Olivine rock and basalt rock are natural alternatives proposed by geologists. But this could potentially involve damage to more natural resources– something the planet can’t be subjected to at this point. 

The maker of the fake trees holds that carbon dioxide is too useful a gas to be petrified. Instead, he warrants its use in the liquid fuel industry, to power vehicles that absolutely must run through hydrocarbon fuels such as diesel. It must be noted that this process requires massive energy input, whether renewable or non-renewable.

The Moral Cost of Fake Trees

The flip side to such technological innovations is the potential to make humans more removed from their ecosystem than ever before. The crux of rising temperatures is the release of greenhouse gases. In essence, critics fear that by providing tech-based alternatives, humans are incentivized not to curb their emissions and effectively pass the buck. The bottom line is that, while currently released greenhouse gases can be sequestered by fake trees, producing more only creates a vicious cycle that we can’t get out of. 

Added to the moral dilemma are fears of playing with natural systems. Planting more trees areas where more trees are beneficial can only positively contribute to stabilizing a tilting ecosystem. However, dabbling with technology in geoengineering could throw certain natural systems such as rainfall and weather patterns off-kilter. Such changes could cause effects that can’t be turned off or offset. 

Other Perks of Real Trees

Real trees aren’t beneficial only because they take in CO2 and give out oxygen. In urban settings, they provide welcome shade and drastically reduce temperatures. By doing this, they directly reduce energy consumption, which in turn reduces carbon emissions. They regulate weather and rainfall patterns and are thriving habitats for other species in the ecosystem. The reduction of runoff ensures rainwater replenishes groundwater; it also reduces the chances of pollutants being swept away into water bodies. Economically, trees and tree plantations provide employment and livelihood opportunities for thousands across the globe, especially in developing countries. At this stage, it’s hard for fake trees to swoop in and provide all of these benefits alongside carbon capture and storage. 
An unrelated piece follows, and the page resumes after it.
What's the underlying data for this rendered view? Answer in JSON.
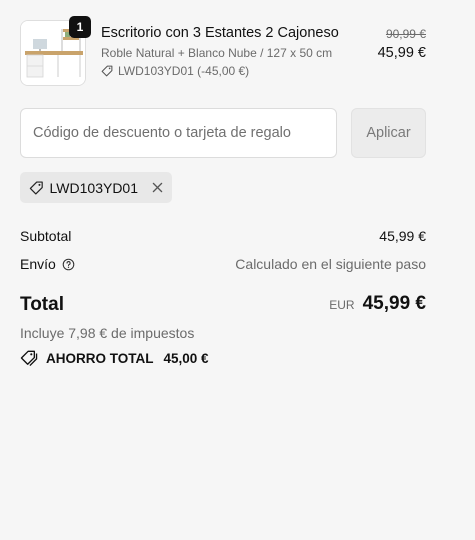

The Final Verdict

All of the above arguments culminate in one final question– can fake trees be part of a larger climate change solution?

The answer is both yes and no. We still have to decide whether the cost of such technology is worth the social price, especially in the face of other global crises. Financially, it isn’t viable to install ‘forests’ of these trees because, while technology is becoming more and more affordable, we’re not fully there yet. We also need to evaluate whether investing in technology could act as a ‘get out of jail free’ card for those directly responsible for greenhouse gases.

Finally, it is essential to keep in mind that trees provide benefits other than carbon sequestration– providing shade, countering pollution, conserving energy, protecting wildlife, and more. As of now, fake trees are far away from checking these boxes as well. It’s quite the gamble.

However, if we were looking at fake trees alongside continuous plantation of real trees in specific areas, then we may find ourselves well underway towards slowing down the climate crisis. Technology is not the end-all, especially in the context of natural ecosystems that thrive on decades-old forests.

EcoMatcher believes that balance is crucial. Technology is an enabler– using it to bolster natural systems without damaging it any further is a balance we need to maintain.